Summary of Survey Results
Over the past year, the North Dakota Supreme Court has been studying the public's trust and confidence in North Dakota's state courts. The study was undertaken by the Court's Committee on Public Trust and Confidence, which is chaired by Justice William A. Neumann. Committee membership consists of business, government, and community leaders, as well as members of the general public. The Committee will soon submit its report to the Supreme Court. The report will identify issues the Committee has concluded affect the level of trust and confidence in North Dakota's courts and will suggest ways to address those issues. The study and report will be part of a long-term effort by the Supreme Court to find out what North Dakota citizens and court users expect in the way of court services and how to most effectively provide those services.
As part of the study, a survey of North Dakota citizens was conducted to gauge trust and confidence in North Dakota's courts. Similar surveys have been conducted in several other states, as well as nationally. The survey was conducted in October by the University of North Dakota's Bureau of Governmental Affairs. A summary of survey results was reviewed by the study Committee at its meeting on November 16. Continuing review and analysis of the results will be part of the ongoing assessment of how to deliver court services in ways that meet the needs of the state's citizens. The summary of survey results is set out below.
The sample for the statewide survey on public trust and confidence conducted for the North Dakota Supreme Court was randomly drawn by computer from all listed telephone numbers in North Dakota by the U.S. West Data Products Group. Calling began on October 10 and was completed on October 27. Calling was conducted from 5 p.m. to 9 p.m., Sunday through Thursdays. Six hundred (600) interviews were completed, resulting in a statistical reliability of 4% plus or minus.
The survey results indicate a substantial majority of North Dakota citizens have trust/confidence in professional and governmental institutions. However, the media is the least favored, with about 57% saying they have some or a great deal of trust and confidence in the media.
With respect to having "some or a great deal" of trust and confidence in other institutions, the medical profession ranks highest with 89.5%, followed closely by local law enforcement (86.8%), schools (86.2%), and the office of the governor (85.5%).
Courts and the legislative branch followed in the next general grouping. A substantial number of respondents (79.2%) responded that they have some or a great deal of confidence in "courts in your area." The state Legislative Assembly followed closely with 78.7%. The U.S. Supreme Court and the North Dakota Supreme court ranked next, with 76.5% and 74%, respectively, responding that they have some or a great deal of confidence in these two institutions.
Overall, only about 7% of the survey respondents thought state district courts handle cases in an "excellent" manner. Nearly 11% thought domestic relations cases were handled poorly and 16% thought juvenile cases were handled poorly. However, almost 60% of the respondents thought the handling of cases by district courts is "good" or "fair."

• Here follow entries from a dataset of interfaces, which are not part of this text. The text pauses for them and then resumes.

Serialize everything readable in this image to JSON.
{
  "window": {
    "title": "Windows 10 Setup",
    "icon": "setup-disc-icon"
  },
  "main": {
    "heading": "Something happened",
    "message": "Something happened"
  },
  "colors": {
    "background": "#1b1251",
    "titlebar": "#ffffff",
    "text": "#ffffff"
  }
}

Approximately 40% of respondents indicated some personal involvement with the courts, with most of that involvement coming in the form of jury service or observing court proceedings.
Approximately 41% of respondents indicated they know "some" or "a lot" about state district courts in their area.
Respondents indicated reliance on electronic news sources (50.5%) and print sources (51.2%) for information about the courts.
North Dakota citizens are nearly evenly divided between those who believe the media's portrayal of the courts is accurate (46.6%) and those who disagree (42.1%).
Nearly 58% of respondents disagreed with the statement "It is affordable for ordinary people to bring cases to court," with 25% strongly disagreeing.
Over 75% of North Dakota citizens strongly believe that having a lawyer contributes "a lot" to the cost of going to court.
Court fees (24%), expenditure of personal time (35%), complexity of the law (40%),and the slow pace of justice (44%) were also viewed as contributing "a lot" to the cost of going to court.
Half of the respondents thought it would be possible to represent themselves in court if they wanted to.
Most respondents (64%) "strongly" or "somewhat" agree that court personnel are helpful and courteous.
A significant majority of respondents (80%) agree that courts are slow in handling cases, with 37% strongly agreeing.
Most respondents (82%) agree judges are generally fair and honest in deciding cases. But, 45% agree judges do not give adequate attention and time to cases, and 46% agree that courts do not make sure their orders are enforced.
While nearly 40% of respondents said most juries are not representative of the community, over half disagreed.
Although most respondents (77%) thought "people like them" are treated either better or the same as others by the district courts, a significant number (65% to 73%) thought African-Americans, Hispanics, Native Americans, and non-English speaking people are treated the same or worse. Nearly 60% thought wealthy people are treated better.
Only 34% of respondents agreed that "courts are out of touch with what's going on in their community," while 55% disagreed.
A clear majority (70%) agree that judges' decisions are influenced by political considerations. And 45% agree that elected judges are influenced by having to raise campaign funds.
Nearly 73% of respondents rate availability of judicial services in their area as "fair" to "good," and 11% rate availability as "excellent."
Nearly 60% of respondents disagreed that judges could be eliminated in their area without hurting judicial services.